“I was angry at everything. Angry that my mother was dead, I was sad as well. I was angry that my dad was in prison, I wanted to see him but that wasn’t allowed. That made me angry.”
This is a quote by a young Dutch girl whose father killed her mother. More than a third of female homicides worldwide are perpetrated by an intimate partner. Many of these women are parents. Since I’m back in Australia, I’ve tried to look into the local figures: in total, probably over 1,000 Australian children have been bereaved by fatal domestic violence in the past 20 years.
It is an understatement to say that losing a parent at the hands of the other parent has a major and lasting impact. It turns children’s worlds entirely upside down: at once they lose both parents – one to murder and one to prison or suicide – as well as their home and school environment.

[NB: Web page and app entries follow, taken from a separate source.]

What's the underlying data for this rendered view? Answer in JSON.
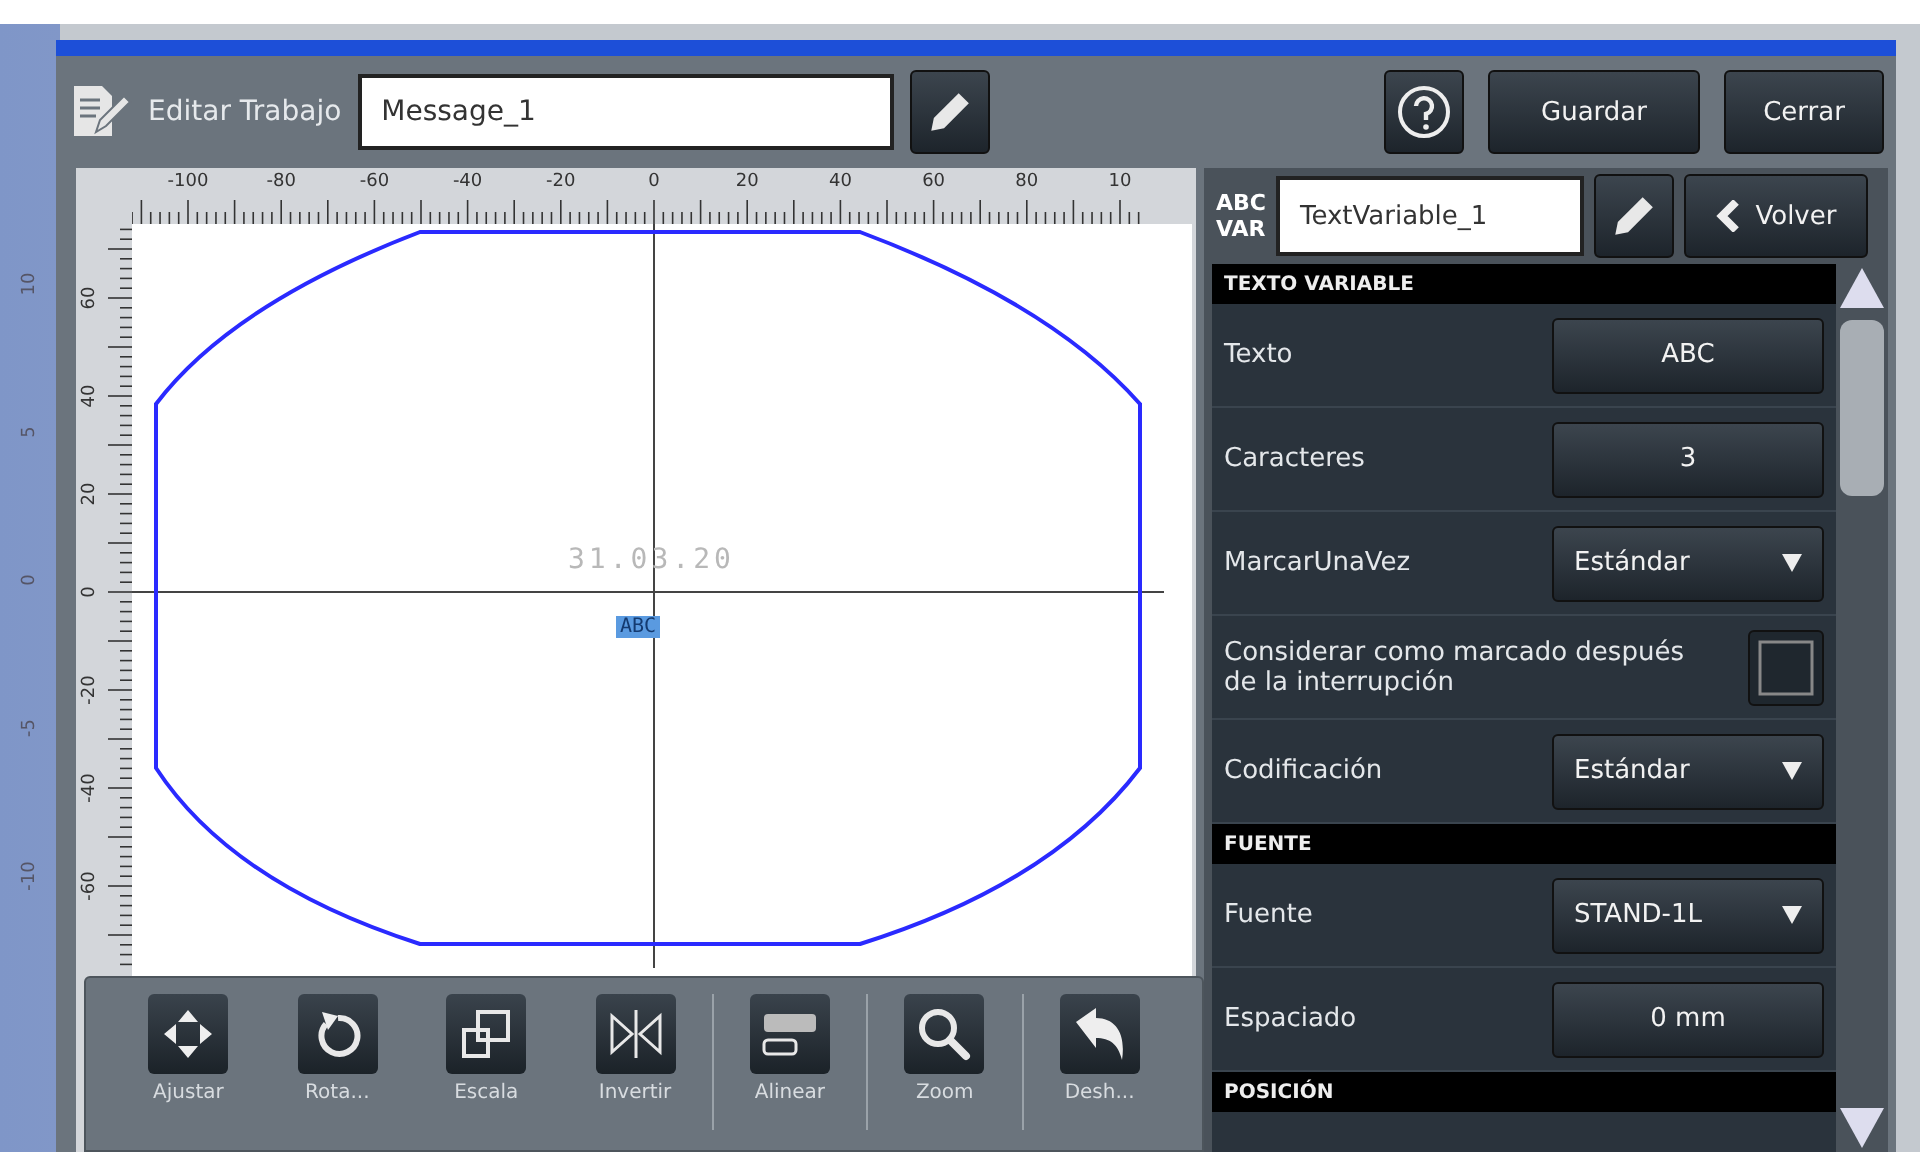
{
  "backdrop": {
    "ruler_labels": [
      "10",
      "5",
      "0",
      "-5",
      "-10"
    ]
  },
  "header": {
    "title": "Editar Trabajo",
    "job_name": "Message_1",
    "buttons": [
      "Guardar",
      "Cerrar"
    ]
  },
  "canvas": {
    "x_ticks": [
      "-100",
      "-80",
      "-60",
      "-40",
      "-20",
      "0",
      "20",
      "40",
      "60",
      "80",
      "10"
    ],
    "y_ticks": [
      "60",
      "40",
      "20",
      "0",
      "-20",
      "-40",
      "-60"
    ],
    "objects": [
      {
        "text": "31.03.20",
        "selected": false
      },
      {
        "text": "ABC",
        "selected": true
      }
    ]
  },
  "toolbar": [
    {
      "label": "Ajustar",
      "divider_before": false
    },
    {
      "label": "Rota...",
      "divider_before": false
    },
    {
      "label": "Escala",
      "divider_before": false
    },
    {
      "label": "Invertir",
      "divider_before": false
    },
    {
      "label": "Alinear",
      "divider_before": true
    },
    {
      "label": "Zoom",
      "divider_before": true
    },
    {
      "label": "Desh...",
      "divider_before": true
    }
  ],
  "properties": {
    "type_badge": [
      "ABC",
      "VAR"
    ],
    "name": "TextVariable_1",
    "back_button": "Volver",
    "rows": [
      {
        "kind": "section",
        "label": "TEXTO VARIABLE"
      },
      {
        "kind": "value",
        "label": "Texto",
        "value": "ABC"
      },
      {
        "kind": "value",
        "label": "Caracteres",
        "value": "3"
      },
      {
        "kind": "dropdown",
        "label": "MarcarUnaVez",
        "value": "Estándar"
      },
      {
        "kind": "checkbox",
        "label": "Considerar como marcado después de la interrupción",
        "checked": false
      },
      {
        "kind": "dropdown",
        "label": "Codificación",
        "value": "Estándar"
      },
      {
        "kind": "section",
        "label": "FUENTE"
      },
      {
        "kind": "dropdown",
        "label": "Fuente",
        "value": "STAND-1L"
      },
      {
        "kind": "value",
        "label": "Espaciado",
        "value": "0 mm"
      },
      {
        "kind": "section",
        "label": "POSICIÓN"
      }
    ]
  }
}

Professionals have to make fundamental decisions for children after a domestic homicide. Where should the children live? Can it be with the family of the victim, or with the family of the perpetrator, or should it be a ‘neutral’ family? Should they have contact with the perpetrating parent? What kind of mental health support do the children and their caregivers need? Continue reading